Task description
All of the records below are to be copied exactly.

Source data
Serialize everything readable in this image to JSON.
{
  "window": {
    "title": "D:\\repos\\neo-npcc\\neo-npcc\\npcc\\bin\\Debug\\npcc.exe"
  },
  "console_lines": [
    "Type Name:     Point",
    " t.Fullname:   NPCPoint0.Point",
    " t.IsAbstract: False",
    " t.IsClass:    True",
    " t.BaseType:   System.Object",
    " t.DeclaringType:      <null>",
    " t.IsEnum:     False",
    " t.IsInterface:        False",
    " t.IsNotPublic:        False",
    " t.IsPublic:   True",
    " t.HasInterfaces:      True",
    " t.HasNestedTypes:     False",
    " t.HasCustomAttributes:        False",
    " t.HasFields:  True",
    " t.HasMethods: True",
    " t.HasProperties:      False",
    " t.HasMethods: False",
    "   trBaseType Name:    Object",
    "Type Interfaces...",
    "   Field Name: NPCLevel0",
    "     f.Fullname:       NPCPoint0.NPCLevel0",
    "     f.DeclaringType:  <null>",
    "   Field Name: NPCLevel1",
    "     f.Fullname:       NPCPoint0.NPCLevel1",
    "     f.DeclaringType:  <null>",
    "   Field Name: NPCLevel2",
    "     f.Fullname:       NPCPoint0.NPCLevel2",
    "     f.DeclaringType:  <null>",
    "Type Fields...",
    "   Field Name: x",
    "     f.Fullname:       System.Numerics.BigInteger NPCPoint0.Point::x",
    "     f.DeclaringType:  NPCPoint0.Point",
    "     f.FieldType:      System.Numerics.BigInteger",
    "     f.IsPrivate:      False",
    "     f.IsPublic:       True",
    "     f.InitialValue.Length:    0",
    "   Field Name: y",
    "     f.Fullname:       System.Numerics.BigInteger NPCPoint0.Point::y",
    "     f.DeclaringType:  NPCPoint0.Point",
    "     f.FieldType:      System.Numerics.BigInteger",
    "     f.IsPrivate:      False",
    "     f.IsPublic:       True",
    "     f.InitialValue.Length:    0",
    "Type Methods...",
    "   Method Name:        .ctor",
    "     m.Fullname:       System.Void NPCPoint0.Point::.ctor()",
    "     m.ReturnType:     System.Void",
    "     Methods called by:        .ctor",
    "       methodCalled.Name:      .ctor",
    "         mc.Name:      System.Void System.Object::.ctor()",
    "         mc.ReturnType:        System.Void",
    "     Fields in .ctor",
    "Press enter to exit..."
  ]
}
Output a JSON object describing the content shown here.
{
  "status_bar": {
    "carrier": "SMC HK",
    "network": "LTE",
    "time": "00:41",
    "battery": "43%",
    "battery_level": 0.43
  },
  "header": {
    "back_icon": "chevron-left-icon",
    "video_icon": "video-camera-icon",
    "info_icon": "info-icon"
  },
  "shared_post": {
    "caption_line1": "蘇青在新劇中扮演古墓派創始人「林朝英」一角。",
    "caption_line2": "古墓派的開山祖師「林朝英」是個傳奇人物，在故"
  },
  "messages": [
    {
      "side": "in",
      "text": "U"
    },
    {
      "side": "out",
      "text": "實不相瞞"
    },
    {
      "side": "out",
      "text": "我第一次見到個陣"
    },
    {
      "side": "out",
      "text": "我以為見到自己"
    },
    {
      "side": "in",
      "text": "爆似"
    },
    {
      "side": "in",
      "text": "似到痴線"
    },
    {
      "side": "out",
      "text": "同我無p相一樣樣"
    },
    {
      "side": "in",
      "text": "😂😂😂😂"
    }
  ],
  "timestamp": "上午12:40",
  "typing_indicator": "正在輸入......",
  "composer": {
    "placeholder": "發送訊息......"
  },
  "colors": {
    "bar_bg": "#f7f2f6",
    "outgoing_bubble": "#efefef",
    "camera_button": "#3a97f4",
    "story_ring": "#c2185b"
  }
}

Exercise output
Serialize everything readable in this image to JSON.
{
  "window": {
    "title": "D:\\repos\\neo-npcc\\neo-npcc\\npcc\\bin\\Debug\\npcc.exe"
  },
  "console_lines": [
    "Type Name:     Point",
    " t.Fullname:   NPCPoint0.Point",
    " t.IsAbstract: False",
    " t.IsClass:    True",
    " t.BaseType:   System.Object",
    " t.DeclaringType:      <null>",
    " t.IsEnum:     False",
    " t.IsInterface:        False",
    " t.IsNotPublic:        False",
    " t.IsPublic:   True",
    " t.HasInterfaces:      True",
    " t.HasNestedTypes:     False",
    " t.HasCustomAttributes:        False",
    " t.HasFields:  True",
    " t.HasMethods: True",
    " t.HasProperties:      False",
    " t.HasMethods: False",
    "   trBaseType Name:    Object",
    "Type Interfaces...",
    "   Field Name: NPCLevel0",
    "     f.Fullname:       NPCPoint0.NPCLevel0",
    "     f.DeclaringType:  <null>",
    "   Field Name: NPCLevel1",
    "     f.Fullname:       NPCPoint0.NPCLevel1",
    "     f.DeclaringType:  <null>",
    "   Field Name: NPCLevel2",
    "     f.Fullname:       NPCPoint0.NPCLevel2",
    "     f.DeclaringType:  <null>",
    "Type Fields...",
    "   Field Name: x",
    "     f.Fullname:       System.Numerics.BigInteger NPCPoint0.Point::x",
    "     f.DeclaringType:  NPCPoint0.Point",
    "     f.FieldType:      System.Numerics.BigInteger",
    "     f.IsPrivate:      False",
    "     f.IsPublic:       True",
    "     f.InitialValue.Length:    0",
    "   Field Name: y",
    "     f.Fullname:       System.Numerics.BigInteger NPCPoint0.Point::y",
    "     f.DeclaringType:  NPCPoint0.Point",
    "     f.FieldType:      System.Numerics.BigInteger",
    "     f.IsPrivate:      False",
    "     f.IsPublic:       True",
    "     f.InitialValue.Length:    0",
    "Type Methods...",
    "   Method Name:        .ctor",
    "     m.Fullname:       System.Void NPCPoint0.Point::.ctor()",
    "     m.ReturnType:     System.Void",
    "     Methods called by:        .ctor",
    "       methodCalled.Name:      .ctor",
    "         mc.Name:      System.Void System.Object::.ctor()",
    "         mc.ReturnType:        System.Void",
    "     Fields in .ctor",
    "Press enter to exit..."
  ]
}
Output a JSON object describing the content shown here.
{
  "status_bar": {
    "carrier": "SMC HK",
    "network": "LTE",
    "time": "00:41",
    "battery": "43%",
    "battery_level": 0.43
  },
  "header": {
    "back_icon": "chevron-left-icon",
    "video_icon": "video-camera-icon",
    "info_icon": "info-icon"
  },
  "shared_post": {
    "caption_line1": "蘇青在新劇中扮演古墓派創始人「林朝英」一角。",
    "caption_line2": "古墓派的開山祖師「林朝英」是個傳奇人物，在故"
  },
  "messages": [
    {
      "side": "in",
      "text": "U"
    },
    {
      "side": "out",
      "text": "實不相瞞"
    },
    {
      "side": "out",
      "text": "我第一次見到個陣"
    },
    {
      "side": "out",
      "text": "我以為見到自己"
    },
    {
      "side": "in",
      "text": "爆似"
    },
    {
      "side": "in",
      "text": "似到痴線"
    },
    {
      "side": "out",
      "text": "同我無p相一樣樣"
    },
    {
      "side": "in",
      "text": "😂😂😂😂"
    }
  ],
  "timestamp": "上午12:40",
  "typing_indicator": "正在輸入......",
  "composer": {
    "placeholder": "發送訊息......"
  },
  "colors": {
    "bar_bg": "#f7f2f6",
    "outgoing_bubble": "#efefef",
    "camera_button": "#3a97f4",
    "story_ring": "#c2185b"
  }
}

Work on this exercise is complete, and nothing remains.